So you know that your business would benefit if you joined some business networks; you want to meet some like-minded business people and take the opportunity to get your brand better known. But how do you make sure that you use your valuable time most effectively?
What is Effective Networking?
You probably already do a lot of informal networking through chatting to people who you meet at the gym, at the school gate, or at social occasions.
This is all beneficial: as Bob Migliani says in the Huffington Post, so-called “lucky” people are the ones who talk to everyone they meet, “opening up their minds to chance meetings with strangers where one thing can lead to another.”

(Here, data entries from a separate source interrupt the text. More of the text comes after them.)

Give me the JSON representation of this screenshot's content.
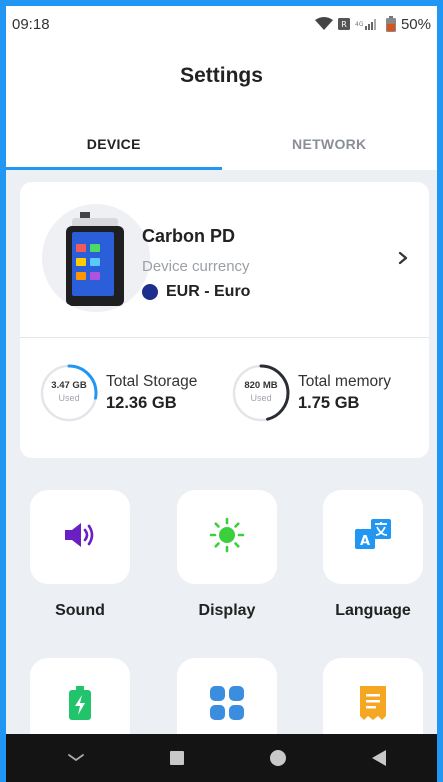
{
  "status_bar": {
    "time": "09:18",
    "battery": "50%",
    "icons": [
      "wifi-icon",
      "notification-icon",
      "signal-icon",
      "battery-icon"
    ]
  },
  "header": {
    "title": "Settings"
  },
  "tabs": [
    {
      "label": "DEVICE",
      "active": true
    },
    {
      "label": "NETWORK",
      "active": false
    }
  ],
  "device": {
    "name": "Carbon PD",
    "currency_label": "Device currency",
    "currency_value": "EUR - Euro"
  },
  "storage": {
    "total_storage": {
      "label": "Total Storage",
      "value": "12.36 GB",
      "used": "3.47 GB",
      "used_label": "Used",
      "fraction": 0.28
    },
    "total_memory": {
      "label": "Total memory",
      "value": "1.75 GB",
      "used": "820 MB",
      "used_label": "Used",
      "fraction": 0.46
    }
  },
  "tiles": [
    {
      "label": "Sound",
      "icon": "speaker-icon"
    },
    {
      "label": "Display",
      "icon": "brightness-icon"
    },
    {
      "label": "Language",
      "icon": "translate-icon"
    },
    {
      "label": "",
      "icon": "battery-charging-icon"
    },
    {
      "label": "",
      "icon": "apps-grid-icon"
    },
    {
      "label": "",
      "icon": "receipt-icon"
    }
  ],
  "colors": {
    "accent": "#2196f3",
    "sound": "#6a1fc2",
    "display": "#3ccf3c",
    "language": "#2196f3",
    "battery": "#21c46a",
    "apps": "#3b8de0",
    "receipt": "#f5a623",
    "background": "#eceff3"
  },
  "nav": [
    "back-icon",
    "home-icon",
    "recents-icon",
    "keyboard-hide-icon"
  ]
}
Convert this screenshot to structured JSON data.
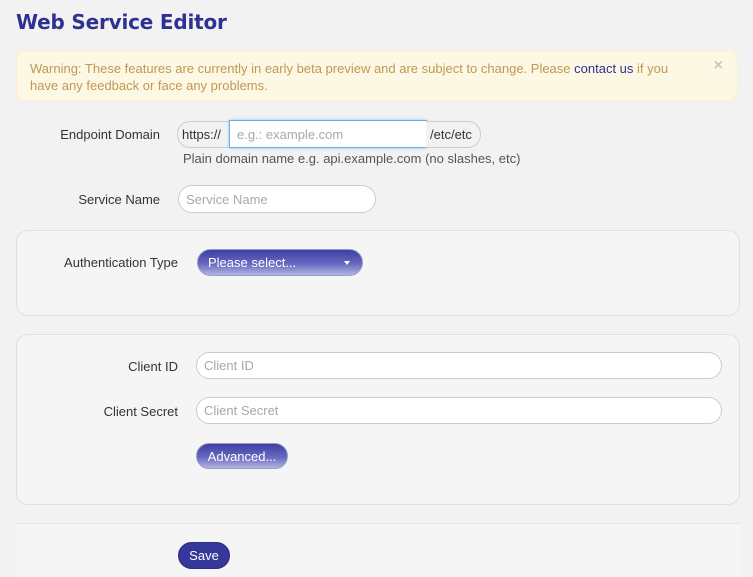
{
  "page": {
    "title": "Web Service Editor"
  },
  "alert": {
    "text_before": "Warning: These features are currently in early beta preview and are subject to change. Please ",
    "link_text": "contact us",
    "text_after": " if you have any feedback or face any problems.",
    "close_symbol": "×"
  },
  "endpoint": {
    "label": "Endpoint Domain",
    "prefix": "https://",
    "placeholder": "e.g.: example.com",
    "suffix": "/etc/etc",
    "help": "Plain domain name e.g. api.example.com (no slashes, etc)"
  },
  "service": {
    "label": "Service Name",
    "placeholder": "Service Name"
  },
  "auth": {
    "label": "Authentication Type",
    "select_label": "Please select..."
  },
  "client": {
    "id_label": "Client ID",
    "id_placeholder": "Client ID",
    "secret_label": "Client Secret",
    "secret_placeholder": "Client Secret",
    "advanced_label": "Advanced..."
  },
  "footer": {
    "save_label": "Save"
  },
  "colors": {
    "title": "#2e3192",
    "alert_bg": "#fcf8e3",
    "alert_text": "#c09853",
    "link": "#2e3192",
    "button_primary": "#35379a"
  }
}
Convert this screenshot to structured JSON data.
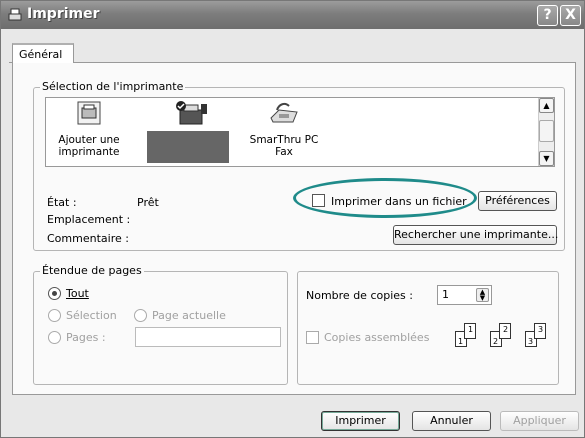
{
  "window": {
    "title": "Imprimer",
    "help_btn": "?",
    "close_btn": "X"
  },
  "tabs": [
    {
      "label": "Général"
    }
  ],
  "printer_group": {
    "legend": "Sélection de l'imprimante",
    "items": [
      {
        "label_line1": "Ajouter une",
        "label_line2": "imprimante",
        "icon": "add-printer-icon"
      },
      {
        "label_line1": "",
        "label_line2": "",
        "icon": "selected-printer-icon"
      },
      {
        "label_line1": "SmarThru PC",
        "label_line2": "Fax",
        "icon": "fax-icon"
      }
    ],
    "status_label": "État :",
    "status_value": "Prêt",
    "location_label": "Emplacement :",
    "comment_label": "Commentaire :",
    "print_to_file_label": "Imprimer dans un fichier",
    "preferences_btn": "Préférences",
    "find_printer_btn": "Rechercher une imprimante..."
  },
  "page_range": {
    "legend": "Étendue de pages",
    "all": "Tout",
    "selection": "Sélection",
    "current_page": "Page actuelle",
    "pages": "Pages :",
    "pages_value": ""
  },
  "copies": {
    "count_label": "Nombre de copies :",
    "count_value": "1",
    "collate_label": "Copies assemblées",
    "page_numbers": [
      "1",
      "1",
      "2",
      "2",
      "3",
      "3"
    ]
  },
  "footer": {
    "print_btn": "Imprimer",
    "cancel_btn": "Annuler",
    "apply_btn": "Appliquer"
  },
  "colors": {
    "highlight_oval": "#1f8b8a"
  }
}
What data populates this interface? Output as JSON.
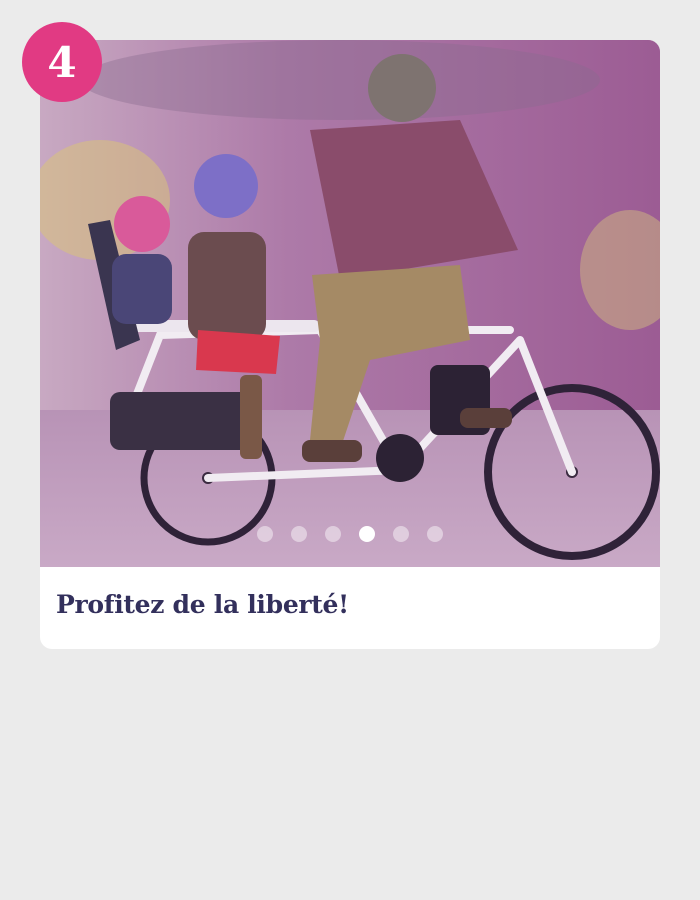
{
  "step": {
    "number": "4",
    "color": "#e13a83"
  },
  "slideshow": {
    "caption": "Profitez de la liberté!",
    "total_slides": 6,
    "active_slide": 4,
    "image_icon": "family-cargo-bike-photo"
  },
  "colors": {
    "caption": "#33305c",
    "background": "#ebebeb",
    "card": "#ffffff"
  }
}
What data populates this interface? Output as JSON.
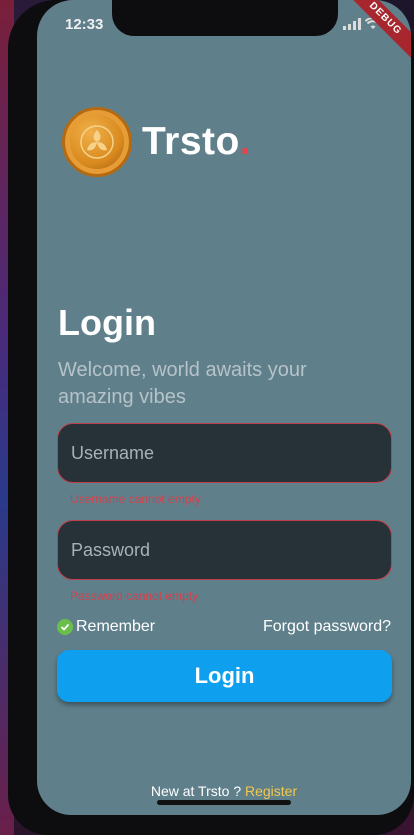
{
  "status": {
    "time": "12:33"
  },
  "debug_label": "DEBUG",
  "brand": {
    "name": "Trsto",
    "dot": "."
  },
  "login": {
    "title": "Login",
    "subtitle": "Welcome, world awaits your amazing vibes",
    "username_placeholder": "Username",
    "username_error": "Username cannot empty",
    "password_placeholder": "Password",
    "password_error": "Password cannot empty",
    "remember_label": "Remember",
    "forgot_label": "Forgot password?",
    "button_label": "Login"
  },
  "footer": {
    "question": "New at Trsto ?",
    "register_label": "Register"
  },
  "colors": {
    "accent": "#0ea0ef",
    "error": "#d8404a",
    "background": "#5f7f8b",
    "field": "#263238",
    "register": "#f2c94c"
  },
  "icons": {
    "remember": "check-circle-icon",
    "logo": "coin-logo-icon"
  }
}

Business networks offer a more formal approach to meeting people and making new contacts. Everyone you meet will have an interest in one form of business or another, and they will be as interested in you and your business as you are in theirs. But it is essential to do your homework first. According to Ivan Misner, founder of the global business network BNI, if you fail to prepare, “you’re not only wasting your time, you’re wasting the time of the other networkers you talk to.”
Before you attend an event, spend some time thinking about what you hope to achieve, and who you would like to talk to while still being open to the unexpected encounter. Find out who will be there and whether the group has any rules. For example, if there is a strict “no selling” policy, make sure you stick to it!

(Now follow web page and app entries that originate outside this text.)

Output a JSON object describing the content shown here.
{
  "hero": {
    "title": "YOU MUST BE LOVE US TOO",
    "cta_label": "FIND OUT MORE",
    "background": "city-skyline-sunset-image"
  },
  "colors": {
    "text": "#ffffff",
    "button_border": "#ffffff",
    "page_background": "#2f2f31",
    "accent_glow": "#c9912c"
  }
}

Check that the information on your business cards is up to date, and that you have enough cards with you to hand out to the people you meet. And, most importantly, consider how you wish to present yourself. Have your “elevator pitch”–a short statement about yourself and your brand–ready.
Build your Brand Instead of Selling

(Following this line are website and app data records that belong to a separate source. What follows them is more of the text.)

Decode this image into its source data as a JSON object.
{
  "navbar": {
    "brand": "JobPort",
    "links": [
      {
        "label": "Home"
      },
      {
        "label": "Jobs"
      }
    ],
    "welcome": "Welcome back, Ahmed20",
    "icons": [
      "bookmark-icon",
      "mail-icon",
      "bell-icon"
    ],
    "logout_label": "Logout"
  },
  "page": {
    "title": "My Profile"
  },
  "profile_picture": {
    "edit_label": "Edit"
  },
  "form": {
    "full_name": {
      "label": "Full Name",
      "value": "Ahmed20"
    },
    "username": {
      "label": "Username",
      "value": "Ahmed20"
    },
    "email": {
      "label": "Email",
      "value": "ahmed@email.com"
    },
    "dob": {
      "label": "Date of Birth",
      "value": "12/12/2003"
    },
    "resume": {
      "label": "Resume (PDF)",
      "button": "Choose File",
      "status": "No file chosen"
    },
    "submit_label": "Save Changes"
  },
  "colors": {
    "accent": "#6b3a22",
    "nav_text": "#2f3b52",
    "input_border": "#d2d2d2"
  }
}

The most successful networkers focus on what they can give, and not on what they can take. This makes sense when you remember that networking is not about selling, but about building your brand. The more that you help people by giving practical advice, providing a valuable contact, or by just listening to problems, the more likely it is that the other person will remember your name. People will come to trust you, and by extension your business, and to recognise you as a valued adviser.
Of course, you want to talk about your own business–that is what the elevator pitch is for–but make sure you spend just as much time listening to the people you meet. Ask them questions, and show an interest. You don’t have to confine yourself to business matters; your new acquaintances will react with delight if you remember and ask after their family members the next time you meet.
Business Rule: Follow Up With New Contacts
It is surprising how many people forget the final rule of networking: Follow Up! As soon as you get home, organise those business cards you’ve picked up (in a card file, or on a spreadsheet, whatever works for you), making a few notes about each person. Decide which ones you would like to get to know better and phone them to suggest another meeting, or email with a snippet of information you think might interest them.
Finally-I cannot stress this enough–if you have promised to do something, make sure you do it. Networking is a great way of building your reputation and making your brand more visible; don’t let broken promises undo the good work.
Business Networking: Critical to Success
Although you may think that the small businesses that quickly prosper are benefiting from Lady Luck – the reality is that most business owners make their own luck. Whether you’re networking in a formal setting or with people you happen to meet at the grocery store; get the word out, promote your brand, present a positive image, and follow up afterwards. You’ll reap the rewards for months and years to come.